    The researchers found that repeated daily consumption of lactose led to an increase in beneficial bifidobacteria. β-galactosidase activity also increased, suggesting that the lactose was properly digested. This finding was confirmed with a hydrogen breath test, which showed that the LNP individuals produced significantly less intestinal gas while taking lactose. Interestingly, the lactose intolerance symptoms were mild, both at the start and end of the intervention, and variable. Therefore, the participants did not experience a significant improvement [5]. 

    “Symptoms are always subjective and will, therefore, always show high variability,” says Janssen Duijghuijsen. “Moving forward, it would be valuable to explore the factors contributing to this variability … and determine individual thresholds for lactose consumption.”

    She says that in hindsight, the researchers could have used a higher dose of lactose to induce symptoms at the start of the intervention. They could have also screened patients at the beginning of the study and only included individuals with clear lactose intolerance symptoms. 

    “It’s important to note that these results were backed by the relevant and significant finding that the production of gas after the intake of the high dose of lactose was substantially decreased,” says Janssen Duijghuijsen. “This is an objective indication for lactose intolerance.”

    The study adds to the growing body of evidence that links daily lactose consumption with beneficial gut microbes and improved tolerance [4, 5]. Together, these results suggest that individuals with LNP do not necessarily need to avoid dairy products. This is important regarding food security and maintaining good health, particularly in developing countries.
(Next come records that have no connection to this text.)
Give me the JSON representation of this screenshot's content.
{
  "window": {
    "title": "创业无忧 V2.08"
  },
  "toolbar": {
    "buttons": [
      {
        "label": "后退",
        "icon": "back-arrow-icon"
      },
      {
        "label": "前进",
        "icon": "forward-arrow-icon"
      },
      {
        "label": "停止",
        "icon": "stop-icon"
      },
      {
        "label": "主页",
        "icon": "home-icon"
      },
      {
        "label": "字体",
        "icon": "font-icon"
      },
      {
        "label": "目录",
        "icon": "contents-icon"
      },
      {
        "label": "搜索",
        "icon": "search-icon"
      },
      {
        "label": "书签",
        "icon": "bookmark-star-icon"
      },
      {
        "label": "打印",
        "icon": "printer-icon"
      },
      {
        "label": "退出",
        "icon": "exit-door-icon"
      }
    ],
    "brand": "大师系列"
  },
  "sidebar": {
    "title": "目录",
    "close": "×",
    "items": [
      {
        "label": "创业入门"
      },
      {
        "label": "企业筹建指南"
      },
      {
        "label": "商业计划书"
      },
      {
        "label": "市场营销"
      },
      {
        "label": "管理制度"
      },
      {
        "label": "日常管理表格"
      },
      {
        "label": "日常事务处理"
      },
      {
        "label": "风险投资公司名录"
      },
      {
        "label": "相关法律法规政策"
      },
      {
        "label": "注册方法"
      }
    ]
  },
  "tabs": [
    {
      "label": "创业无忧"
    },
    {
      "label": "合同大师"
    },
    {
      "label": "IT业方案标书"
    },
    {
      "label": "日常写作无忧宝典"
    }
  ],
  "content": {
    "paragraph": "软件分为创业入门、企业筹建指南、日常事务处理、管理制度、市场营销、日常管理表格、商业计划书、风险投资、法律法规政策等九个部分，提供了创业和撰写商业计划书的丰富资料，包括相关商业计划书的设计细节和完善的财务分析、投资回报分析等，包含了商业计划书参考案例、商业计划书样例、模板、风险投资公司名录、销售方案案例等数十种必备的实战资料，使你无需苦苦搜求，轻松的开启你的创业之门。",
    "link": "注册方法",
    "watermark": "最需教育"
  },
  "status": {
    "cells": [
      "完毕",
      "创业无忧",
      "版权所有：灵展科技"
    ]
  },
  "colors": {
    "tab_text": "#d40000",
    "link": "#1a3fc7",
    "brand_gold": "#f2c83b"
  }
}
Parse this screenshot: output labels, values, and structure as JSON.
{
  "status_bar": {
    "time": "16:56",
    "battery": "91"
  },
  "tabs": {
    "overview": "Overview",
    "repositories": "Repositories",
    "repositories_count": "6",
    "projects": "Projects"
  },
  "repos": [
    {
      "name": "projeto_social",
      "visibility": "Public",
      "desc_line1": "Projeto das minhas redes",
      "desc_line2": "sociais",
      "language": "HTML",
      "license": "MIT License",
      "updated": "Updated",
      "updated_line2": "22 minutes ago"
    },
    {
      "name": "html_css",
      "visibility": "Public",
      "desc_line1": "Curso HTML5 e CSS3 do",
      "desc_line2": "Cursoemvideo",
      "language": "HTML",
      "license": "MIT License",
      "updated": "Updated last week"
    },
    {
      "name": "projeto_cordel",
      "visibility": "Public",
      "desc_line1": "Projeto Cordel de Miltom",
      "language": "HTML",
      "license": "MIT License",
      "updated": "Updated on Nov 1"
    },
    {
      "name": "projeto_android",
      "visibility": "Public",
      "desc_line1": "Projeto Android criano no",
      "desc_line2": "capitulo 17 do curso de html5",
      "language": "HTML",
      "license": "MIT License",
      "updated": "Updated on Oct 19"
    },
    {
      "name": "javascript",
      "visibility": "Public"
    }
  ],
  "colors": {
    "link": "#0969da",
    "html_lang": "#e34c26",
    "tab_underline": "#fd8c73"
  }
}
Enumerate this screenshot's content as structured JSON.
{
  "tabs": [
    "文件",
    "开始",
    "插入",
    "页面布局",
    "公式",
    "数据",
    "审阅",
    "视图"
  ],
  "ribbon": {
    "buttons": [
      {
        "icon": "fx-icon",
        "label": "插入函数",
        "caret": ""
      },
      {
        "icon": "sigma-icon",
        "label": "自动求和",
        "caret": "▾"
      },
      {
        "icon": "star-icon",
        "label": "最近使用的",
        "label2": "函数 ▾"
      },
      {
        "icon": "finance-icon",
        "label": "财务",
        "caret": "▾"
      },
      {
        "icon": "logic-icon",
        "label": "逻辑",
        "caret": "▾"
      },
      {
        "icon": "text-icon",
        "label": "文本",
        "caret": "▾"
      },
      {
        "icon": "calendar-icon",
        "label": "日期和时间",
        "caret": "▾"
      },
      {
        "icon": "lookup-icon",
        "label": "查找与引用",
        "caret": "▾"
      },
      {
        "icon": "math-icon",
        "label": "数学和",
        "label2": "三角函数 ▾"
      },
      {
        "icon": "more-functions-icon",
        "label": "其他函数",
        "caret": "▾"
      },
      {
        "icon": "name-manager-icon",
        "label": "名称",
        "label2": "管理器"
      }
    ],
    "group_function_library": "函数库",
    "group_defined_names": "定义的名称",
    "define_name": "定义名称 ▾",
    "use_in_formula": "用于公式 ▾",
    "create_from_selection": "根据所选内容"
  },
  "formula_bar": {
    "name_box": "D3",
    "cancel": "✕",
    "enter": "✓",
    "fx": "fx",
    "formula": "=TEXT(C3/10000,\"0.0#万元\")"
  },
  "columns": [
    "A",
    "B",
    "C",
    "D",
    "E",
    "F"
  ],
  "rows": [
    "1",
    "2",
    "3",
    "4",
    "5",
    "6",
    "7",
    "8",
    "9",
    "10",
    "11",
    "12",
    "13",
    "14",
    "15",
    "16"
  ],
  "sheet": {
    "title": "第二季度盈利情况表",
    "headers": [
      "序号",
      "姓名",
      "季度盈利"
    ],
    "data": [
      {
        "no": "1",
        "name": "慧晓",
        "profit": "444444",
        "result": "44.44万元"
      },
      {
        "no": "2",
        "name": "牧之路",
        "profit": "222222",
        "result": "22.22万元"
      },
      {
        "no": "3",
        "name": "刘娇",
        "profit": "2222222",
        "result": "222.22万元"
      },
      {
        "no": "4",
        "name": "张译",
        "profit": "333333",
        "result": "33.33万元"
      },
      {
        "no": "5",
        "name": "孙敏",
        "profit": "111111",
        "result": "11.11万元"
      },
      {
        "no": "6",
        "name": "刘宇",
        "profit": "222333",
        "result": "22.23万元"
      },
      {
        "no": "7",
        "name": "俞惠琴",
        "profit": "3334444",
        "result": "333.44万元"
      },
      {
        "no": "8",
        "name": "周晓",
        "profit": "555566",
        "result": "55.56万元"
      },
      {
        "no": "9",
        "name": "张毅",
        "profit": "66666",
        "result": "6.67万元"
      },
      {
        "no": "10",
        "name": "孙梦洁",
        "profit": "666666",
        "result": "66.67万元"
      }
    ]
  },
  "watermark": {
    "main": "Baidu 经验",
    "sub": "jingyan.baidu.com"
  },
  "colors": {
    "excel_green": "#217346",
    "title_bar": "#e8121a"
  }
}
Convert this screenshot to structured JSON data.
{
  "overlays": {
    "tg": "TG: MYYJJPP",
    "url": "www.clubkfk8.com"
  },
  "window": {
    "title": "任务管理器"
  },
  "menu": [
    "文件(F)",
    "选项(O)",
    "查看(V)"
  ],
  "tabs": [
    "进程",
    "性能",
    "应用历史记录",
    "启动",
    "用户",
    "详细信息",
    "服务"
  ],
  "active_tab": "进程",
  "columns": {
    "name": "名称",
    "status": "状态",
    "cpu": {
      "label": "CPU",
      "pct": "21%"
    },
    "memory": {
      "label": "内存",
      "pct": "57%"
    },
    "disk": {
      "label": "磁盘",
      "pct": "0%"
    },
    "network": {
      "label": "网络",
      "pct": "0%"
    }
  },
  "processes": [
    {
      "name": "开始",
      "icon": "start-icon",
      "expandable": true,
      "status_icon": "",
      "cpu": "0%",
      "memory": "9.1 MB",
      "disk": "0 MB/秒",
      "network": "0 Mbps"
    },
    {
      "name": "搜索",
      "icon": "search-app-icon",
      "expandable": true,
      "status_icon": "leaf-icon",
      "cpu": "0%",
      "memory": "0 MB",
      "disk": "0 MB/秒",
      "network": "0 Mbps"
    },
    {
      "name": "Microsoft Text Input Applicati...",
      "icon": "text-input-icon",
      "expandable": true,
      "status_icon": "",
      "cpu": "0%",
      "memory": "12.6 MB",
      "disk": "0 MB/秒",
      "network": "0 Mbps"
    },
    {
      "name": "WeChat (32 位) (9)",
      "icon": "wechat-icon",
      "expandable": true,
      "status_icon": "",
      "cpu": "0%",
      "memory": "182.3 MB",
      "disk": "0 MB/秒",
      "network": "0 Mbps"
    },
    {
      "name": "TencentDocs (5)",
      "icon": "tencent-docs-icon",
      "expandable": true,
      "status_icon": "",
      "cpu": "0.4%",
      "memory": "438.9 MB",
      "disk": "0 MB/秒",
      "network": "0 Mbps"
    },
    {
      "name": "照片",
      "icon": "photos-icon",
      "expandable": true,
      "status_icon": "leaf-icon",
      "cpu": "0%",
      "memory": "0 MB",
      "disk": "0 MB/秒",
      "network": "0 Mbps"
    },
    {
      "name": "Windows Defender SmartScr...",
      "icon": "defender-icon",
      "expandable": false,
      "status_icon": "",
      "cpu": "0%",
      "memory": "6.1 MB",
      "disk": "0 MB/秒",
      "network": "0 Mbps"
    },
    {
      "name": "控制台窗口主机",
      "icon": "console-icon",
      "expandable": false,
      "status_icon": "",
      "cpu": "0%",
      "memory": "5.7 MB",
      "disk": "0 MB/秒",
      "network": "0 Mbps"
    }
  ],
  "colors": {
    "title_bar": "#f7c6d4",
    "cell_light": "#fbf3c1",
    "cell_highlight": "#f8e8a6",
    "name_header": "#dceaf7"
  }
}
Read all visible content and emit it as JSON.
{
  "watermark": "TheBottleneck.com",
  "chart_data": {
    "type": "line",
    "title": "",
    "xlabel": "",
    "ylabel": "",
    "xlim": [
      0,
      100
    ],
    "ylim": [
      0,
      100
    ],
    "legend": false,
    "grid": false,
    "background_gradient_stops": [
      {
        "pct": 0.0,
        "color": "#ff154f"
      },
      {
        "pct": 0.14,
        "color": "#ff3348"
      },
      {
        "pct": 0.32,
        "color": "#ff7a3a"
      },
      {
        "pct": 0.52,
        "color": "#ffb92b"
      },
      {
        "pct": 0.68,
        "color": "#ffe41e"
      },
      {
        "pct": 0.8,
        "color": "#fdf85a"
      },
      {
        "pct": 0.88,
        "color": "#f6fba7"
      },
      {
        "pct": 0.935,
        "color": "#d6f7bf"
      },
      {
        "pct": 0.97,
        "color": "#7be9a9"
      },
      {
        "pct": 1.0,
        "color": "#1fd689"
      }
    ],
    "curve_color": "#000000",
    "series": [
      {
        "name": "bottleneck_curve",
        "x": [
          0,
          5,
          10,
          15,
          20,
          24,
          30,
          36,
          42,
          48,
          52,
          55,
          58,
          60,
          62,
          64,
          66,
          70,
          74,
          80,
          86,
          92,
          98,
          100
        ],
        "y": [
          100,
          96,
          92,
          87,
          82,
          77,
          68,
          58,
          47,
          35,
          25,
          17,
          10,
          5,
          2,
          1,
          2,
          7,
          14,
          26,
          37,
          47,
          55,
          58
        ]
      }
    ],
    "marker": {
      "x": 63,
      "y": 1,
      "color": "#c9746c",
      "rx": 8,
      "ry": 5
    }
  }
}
Milk is affordable and nutrient-dense, consisting of high-quality proteins, vitamins, minerals, and antioxidants

    However, it is still unclear how long the lactose tolerance persists. “The intestinal microbiota is highly dynamic,” Janssen Duijghuijsen says. “The beneficial effects will not be long-lasting, and continuous exposure is a prerequisite in preventing lactose intolerance symptoms in the long run. It would be valuable to find out how long the observed effects would last.” 

    “We’ve learned a lot about the community of microorganism living in our intestines and their impact on our health,” Janssen Duijghuijsen says. “There is much to discover in this field, which may ultimately lead to more personalized approaches in nutrition and health research.” 

    Janssen Duijghuijsen adds, “One thing is certain — a ‘one-size fits all’ approach does not apply.” 

    References

    1. Storhaug CL, Fosse SK, Fadnes LT. Country, regional, and global estimates for lactose malabsorption in adults: A systematic review and meta-analysis. Lancet Gastroenterol Hepatol. 2017;2(10):738–46.
    2. Savaiano DA, Levitt MD. Milk intolerance and microbe-containing dairy foods. J Dairy Sci. 1987;70(2):397–406.
    3. Szilagyi A. Adaptation to lactose in lactase non persistent people: Effects on intolerance and the relationship between dairy food consumption and evalution of diseases. Nutrients. 2015;7(8):6751–79.
    4. Kable ME, Chin EL, Huang L, Stephensen CB, Lemay DG. Association of estimated daily lactose consumption, lactase persistence genotype (rs4988235), and gut microbiota in healthy adults in the United States. J Nutr. 2023;153(8):2163–73.
    5. JanssenDuijghuijsen L, Looijesteijn E, van den Belt M, Gerhard B, Ziegler M, Ariens R, et al. Changes in gut microbiota and lactose intolerance symptoms before and after daily lactose supplementation in individuals with the lactase nonpersistent genotype. Am J Clin Nutr. 2024;119(3):702–10.